Records contained in a dataset
####

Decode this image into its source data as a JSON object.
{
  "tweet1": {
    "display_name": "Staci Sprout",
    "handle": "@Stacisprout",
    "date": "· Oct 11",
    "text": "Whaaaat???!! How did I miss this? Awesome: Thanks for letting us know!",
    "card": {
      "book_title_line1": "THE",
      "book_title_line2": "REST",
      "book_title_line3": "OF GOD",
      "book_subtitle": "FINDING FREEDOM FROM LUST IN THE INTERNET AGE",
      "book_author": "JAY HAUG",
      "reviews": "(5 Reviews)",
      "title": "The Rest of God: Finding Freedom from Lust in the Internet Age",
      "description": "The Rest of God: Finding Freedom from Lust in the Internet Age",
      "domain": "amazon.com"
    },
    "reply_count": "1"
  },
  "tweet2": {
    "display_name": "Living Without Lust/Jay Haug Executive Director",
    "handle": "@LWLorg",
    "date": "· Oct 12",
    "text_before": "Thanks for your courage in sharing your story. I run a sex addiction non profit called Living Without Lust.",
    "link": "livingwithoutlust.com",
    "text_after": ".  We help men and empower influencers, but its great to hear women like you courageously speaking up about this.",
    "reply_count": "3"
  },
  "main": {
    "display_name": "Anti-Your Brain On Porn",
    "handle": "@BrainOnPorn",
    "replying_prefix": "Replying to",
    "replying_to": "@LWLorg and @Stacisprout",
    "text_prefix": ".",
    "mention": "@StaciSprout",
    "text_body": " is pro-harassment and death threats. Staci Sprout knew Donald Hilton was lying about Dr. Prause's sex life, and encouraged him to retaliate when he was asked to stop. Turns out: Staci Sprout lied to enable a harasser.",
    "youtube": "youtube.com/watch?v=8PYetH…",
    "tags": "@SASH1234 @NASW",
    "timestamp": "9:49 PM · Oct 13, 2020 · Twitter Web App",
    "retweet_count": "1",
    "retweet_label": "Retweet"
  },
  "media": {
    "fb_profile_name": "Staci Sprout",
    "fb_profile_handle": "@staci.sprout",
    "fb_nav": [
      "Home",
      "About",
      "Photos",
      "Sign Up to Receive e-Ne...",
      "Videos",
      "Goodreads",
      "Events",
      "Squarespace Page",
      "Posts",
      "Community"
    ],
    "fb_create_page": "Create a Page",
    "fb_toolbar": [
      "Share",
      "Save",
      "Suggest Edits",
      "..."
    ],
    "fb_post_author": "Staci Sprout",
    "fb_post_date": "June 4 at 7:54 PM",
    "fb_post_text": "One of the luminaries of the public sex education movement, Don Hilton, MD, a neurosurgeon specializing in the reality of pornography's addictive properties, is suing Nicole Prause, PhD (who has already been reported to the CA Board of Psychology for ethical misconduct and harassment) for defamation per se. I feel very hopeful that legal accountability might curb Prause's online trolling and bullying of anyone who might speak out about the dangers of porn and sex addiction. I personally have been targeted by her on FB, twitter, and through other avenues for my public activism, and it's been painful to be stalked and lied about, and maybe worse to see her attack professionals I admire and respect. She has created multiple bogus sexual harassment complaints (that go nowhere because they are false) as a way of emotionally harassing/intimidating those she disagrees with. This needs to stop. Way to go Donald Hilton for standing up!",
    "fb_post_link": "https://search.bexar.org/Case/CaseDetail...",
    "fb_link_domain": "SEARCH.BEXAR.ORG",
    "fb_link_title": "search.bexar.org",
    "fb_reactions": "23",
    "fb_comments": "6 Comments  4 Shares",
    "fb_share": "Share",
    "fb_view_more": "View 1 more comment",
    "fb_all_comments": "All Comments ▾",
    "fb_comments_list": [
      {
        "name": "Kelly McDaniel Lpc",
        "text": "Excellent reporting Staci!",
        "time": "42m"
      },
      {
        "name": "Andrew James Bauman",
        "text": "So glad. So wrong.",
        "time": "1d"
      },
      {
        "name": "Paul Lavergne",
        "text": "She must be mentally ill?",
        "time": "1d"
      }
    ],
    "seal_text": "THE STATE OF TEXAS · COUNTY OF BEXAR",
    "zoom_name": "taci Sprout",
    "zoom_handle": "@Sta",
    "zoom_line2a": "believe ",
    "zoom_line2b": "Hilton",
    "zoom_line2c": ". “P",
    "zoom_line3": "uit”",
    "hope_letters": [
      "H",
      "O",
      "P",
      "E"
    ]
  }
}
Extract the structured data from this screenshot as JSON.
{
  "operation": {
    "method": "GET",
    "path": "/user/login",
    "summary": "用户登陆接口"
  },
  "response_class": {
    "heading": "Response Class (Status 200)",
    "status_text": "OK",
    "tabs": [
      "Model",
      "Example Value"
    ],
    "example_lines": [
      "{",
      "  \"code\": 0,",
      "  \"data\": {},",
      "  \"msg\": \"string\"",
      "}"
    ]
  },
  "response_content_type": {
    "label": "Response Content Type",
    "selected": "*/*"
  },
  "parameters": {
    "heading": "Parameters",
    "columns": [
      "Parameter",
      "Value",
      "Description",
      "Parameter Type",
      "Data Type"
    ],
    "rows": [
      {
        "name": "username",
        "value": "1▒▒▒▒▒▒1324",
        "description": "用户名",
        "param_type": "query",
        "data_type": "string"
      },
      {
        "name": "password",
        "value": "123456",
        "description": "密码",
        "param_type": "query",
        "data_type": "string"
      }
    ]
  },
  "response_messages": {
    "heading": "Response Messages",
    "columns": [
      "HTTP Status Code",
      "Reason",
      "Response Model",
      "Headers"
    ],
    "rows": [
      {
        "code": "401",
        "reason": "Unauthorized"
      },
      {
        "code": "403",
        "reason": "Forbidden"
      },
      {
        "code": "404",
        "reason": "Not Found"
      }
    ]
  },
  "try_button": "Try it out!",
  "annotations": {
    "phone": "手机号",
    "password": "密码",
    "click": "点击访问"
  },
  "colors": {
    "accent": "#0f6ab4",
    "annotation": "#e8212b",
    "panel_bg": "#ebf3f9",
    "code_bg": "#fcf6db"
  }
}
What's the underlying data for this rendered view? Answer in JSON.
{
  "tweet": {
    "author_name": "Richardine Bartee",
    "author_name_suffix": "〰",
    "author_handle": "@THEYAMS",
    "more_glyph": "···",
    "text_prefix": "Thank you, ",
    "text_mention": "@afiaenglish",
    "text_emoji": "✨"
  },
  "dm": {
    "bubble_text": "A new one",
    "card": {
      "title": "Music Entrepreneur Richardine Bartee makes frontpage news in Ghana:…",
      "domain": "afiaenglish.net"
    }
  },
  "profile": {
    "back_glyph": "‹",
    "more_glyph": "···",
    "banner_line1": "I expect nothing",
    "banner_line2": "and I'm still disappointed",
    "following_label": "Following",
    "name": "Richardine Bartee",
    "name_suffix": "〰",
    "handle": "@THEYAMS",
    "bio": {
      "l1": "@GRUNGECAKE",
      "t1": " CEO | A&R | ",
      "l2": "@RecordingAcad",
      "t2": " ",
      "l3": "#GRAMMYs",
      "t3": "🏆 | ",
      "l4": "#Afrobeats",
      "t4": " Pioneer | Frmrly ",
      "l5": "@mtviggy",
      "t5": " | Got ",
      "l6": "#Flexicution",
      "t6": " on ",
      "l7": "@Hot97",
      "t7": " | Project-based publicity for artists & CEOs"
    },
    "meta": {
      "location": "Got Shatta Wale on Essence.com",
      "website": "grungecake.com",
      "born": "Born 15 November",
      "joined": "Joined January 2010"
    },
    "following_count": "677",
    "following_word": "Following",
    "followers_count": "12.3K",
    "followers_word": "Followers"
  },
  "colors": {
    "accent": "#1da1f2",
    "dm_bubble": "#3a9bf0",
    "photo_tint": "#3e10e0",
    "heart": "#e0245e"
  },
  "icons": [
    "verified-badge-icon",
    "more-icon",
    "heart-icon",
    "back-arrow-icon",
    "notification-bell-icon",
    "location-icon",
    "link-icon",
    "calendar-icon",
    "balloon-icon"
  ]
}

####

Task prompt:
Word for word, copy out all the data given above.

Problem solution:
Decode this image into its source data as a JSON object.
{
  "tweet1": {
    "display_name": "Staci Sprout",
    "handle": "@Stacisprout",
    "date": "· Oct 11",
    "text": "Whaaaat???!! How did I miss this? Awesome: Thanks for letting us know!",
    "card": {
      "book_title_line1": "THE",
      "book_title_line2": "REST",
      "book_title_line3": "OF GOD",
      "book_subtitle": "FINDING FREEDOM FROM LUST IN THE INTERNET AGE",
      "book_author": "JAY HAUG",
      "reviews": "(5 Reviews)",
      "title": "The Rest of God: Finding Freedom from Lust in the Internet Age",
      "description": "The Rest of God: Finding Freedom from Lust in the Internet Age",
      "domain": "amazon.com"
    },
    "reply_count": "1"
  },
  "tweet2": {
    "display_name": "Living Without Lust/Jay Haug Executive Director",
    "handle": "@LWLorg",
    "date": "· Oct 12",
    "text_before": "Thanks for your courage in sharing your story. I run a sex addiction non profit called Living Without Lust.",
    "link": "livingwithoutlust.com",
    "text_after": ".  We help men and empower influencers, but its great to hear women like you courageously speaking up about this.",
    "reply_count": "3"
  },
  "main": {
    "display_name": "Anti-Your Brain On Porn",
    "handle": "@BrainOnPorn",
    "replying_prefix": "Replying to",
    "replying_to": "@LWLorg and @Stacisprout",
    "text_prefix": ".",
    "mention": "@StaciSprout",
    "text_body": " is pro-harassment and death threats. Staci Sprout knew Donald Hilton was lying about Dr. Prause's sex life, and encouraged him to retaliate when he was asked to stop. Turns out: Staci Sprout lied to enable a harasser.",
    "youtube": "youtube.com/watch?v=8PYetH…",
    "tags": "@SASH1234 @NASW",
    "timestamp": "9:49 PM · Oct 13, 2020 · Twitter Web App",
    "retweet_count": "1",
    "retweet_label": "Retweet"
  },
  "media": {
    "fb_profile_name": "Staci Sprout",
    "fb_profile_handle": "@staci.sprout",
    "fb_nav": [
      "Home",
      "About",
      "Photos",
      "Sign Up to Receive e-Ne...",
      "Videos",
      "Goodreads",
      "Events",
      "Squarespace Page",
      "Posts",
      "Community"
    ],
    "fb_create_page": "Create a Page",
    "fb_toolbar": [
      "Share",
      "Save",
      "Suggest Edits",
      "..."
    ],
    "fb_post_author": "Staci Sprout",
    "fb_post_date": "June 4 at 7:54 PM",
    "fb_post_text": "One of the luminaries of the public sex education movement, Don Hilton, MD, a neurosurgeon specializing in the reality of pornography's addictive properties, is suing Nicole Prause, PhD (who has already been reported to the CA Board of Psychology for ethical misconduct and harassment) for defamation per se. I feel very hopeful that legal accountability might curb Prause's online trolling and bullying of anyone who might speak out about the dangers of porn and sex addiction. I personally have been targeted by her on FB, twitter, and through other avenues for my public activism, and it's been painful to be stalked and lied about, and maybe worse to see her attack professionals I admire and respect. She has created multiple bogus sexual harassment complaints (that go nowhere because they are false) as a way of emotionally harassing/intimidating those she disagrees with. This needs to stop. Way to go Donald Hilton for standing up!",
    "fb_post_link": "https://search.bexar.org/Case/CaseDetail...",
    "fb_link_domain": "SEARCH.BEXAR.ORG",
    "fb_link_title": "search.bexar.org",
    "fb_reactions": "23",
    "fb_comments": "6 Comments  4 Shares",
    "fb_share": "Share",
    "fb_view_more": "View 1 more comment",
    "fb_all_comments": "All Comments ▾",
    "fb_comments_list": [
      {
        "name": "Kelly McDaniel Lpc",
        "text": "Excellent reporting Staci!",
        "time": "42m"
      },
      {
        "name": "Andrew James Bauman",
        "text": "So glad. So wrong.",
        "time": "1d"
      },
      {
        "name": "Paul Lavergne",
        "text": "She must be mentally ill?",
        "time": "1d"
      }
    ],
    "seal_text": "THE STATE OF TEXAS · COUNTY OF BEXAR",
    "zoom_name": "taci Sprout",
    "zoom_handle": "@Sta",
    "zoom_line2a": "believe ",
    "zoom_line2b": "Hilton",
    "zoom_line2c": ". “P",
    "zoom_line3": "uit”",
    "hope_letters": [
      "H",
      "O",
      "P",
      "E"
    ]
  }
}
Extract the structured data from this screenshot as JSON.
{
  "operation": {
    "method": "GET",
    "path": "/user/login",
    "summary": "用户登陆接口"
  },
  "response_class": {
    "heading": "Response Class (Status 200)",
    "status_text": "OK",
    "tabs": [
      "Model",
      "Example Value"
    ],
    "example_lines": [
      "{",
      "  \"code\": 0,",
      "  \"data\": {},",
      "  \"msg\": \"string\"",
      "}"
    ]
  },
  "response_content_type": {
    "label": "Response Content Type",
    "selected": "*/*"
  },
  "parameters": {
    "heading": "Parameters",
    "columns": [
      "Parameter",
      "Value",
      "Description",
      "Parameter Type",
      "Data Type"
    ],
    "rows": [
      {
        "name": "username",
        "value": "1▒▒▒▒▒▒1324",
        "description": "用户名",
        "param_type": "query",
        "data_type": "string"
      },
      {
        "name": "password",
        "value": "123456",
        "description": "密码",
        "param_type": "query",
        "data_type": "string"
      }
    ]
  },
  "response_messages": {
    "heading": "Response Messages",
    "columns": [
      "HTTP Status Code",
      "Reason",
      "Response Model",
      "Headers"
    ],
    "rows": [
      {
        "code": "401",
        "reason": "Unauthorized"
      },
      {
        "code": "403",
        "reason": "Forbidden"
      },
      {
        "code": "404",
        "reason": "Not Found"
      }
    ]
  },
  "try_button": "Try it out!",
  "annotations": {
    "phone": "手机号",
    "password": "密码",
    "click": "点击访问"
  },
  "colors": {
    "accent": "#0f6ab4",
    "annotation": "#e8212b",
    "panel_bg": "#ebf3f9",
    "code_bg": "#fcf6db"
  }
}
What's the underlying data for this rendered view? Answer in JSON.
{
  "tweet": {
    "author_name": "Richardine Bartee",
    "author_name_suffix": "〰",
    "author_handle": "@THEYAMS",
    "more_glyph": "···",
    "text_prefix": "Thank you, ",
    "text_mention": "@afiaenglish",
    "text_emoji": "✨"
  },
  "dm": {
    "bubble_text": "A new one",
    "card": {
      "title": "Music Entrepreneur Richardine Bartee makes frontpage news in Ghana:…",
      "domain": "afiaenglish.net"
    }
  },
  "profile": {
    "back_glyph": "‹",
    "more_glyph": "···",
    "banner_line1": "I expect nothing",
    "banner_line2": "and I'm still disappointed",
    "following_label": "Following",
    "name": "Richardine Bartee",
    "name_suffix": "〰",
    "handle": "@THEYAMS",
    "bio": {
      "l1": "@GRUNGECAKE",
      "t1": " CEO | A&R | ",
      "l2": "@RecordingAcad",
      "t2": " ",
      "l3": "#GRAMMYs",
      "t3": "🏆 | ",
      "l4": "#Afrobeats",
      "t4": " Pioneer | Frmrly ",
      "l5": "@mtviggy",
      "t5": " | Got ",
      "l6": "#Flexicution",
      "t6": " on ",
      "l7": "@Hot97",
      "t7": " | Project-based publicity for artists & CEOs"
    },
    "meta": {
      "location": "Got Shatta Wale on Essence.com",
      "website": "grungecake.com",
      "born": "Born 15 November",
      "joined": "Joined January 2010"
    },
    "following_count": "677",
    "following_word": "Following",
    "followers_count": "12.3K",
    "followers_word": "Followers"
  },
  "colors": {
    "accent": "#1da1f2",
    "dm_bubble": "#3a9bf0",
    "photo_tint": "#3e10e0",
    "heart": "#e0245e"
  },
  "icons": [
    "verified-badge-icon",
    "more-icon",
    "heart-icon",
    "back-arrow-icon",
    "notification-bell-icon",
    "location-icon",
    "link-icon",
    "calendar-icon",
    "balloon-icon"
  ]
}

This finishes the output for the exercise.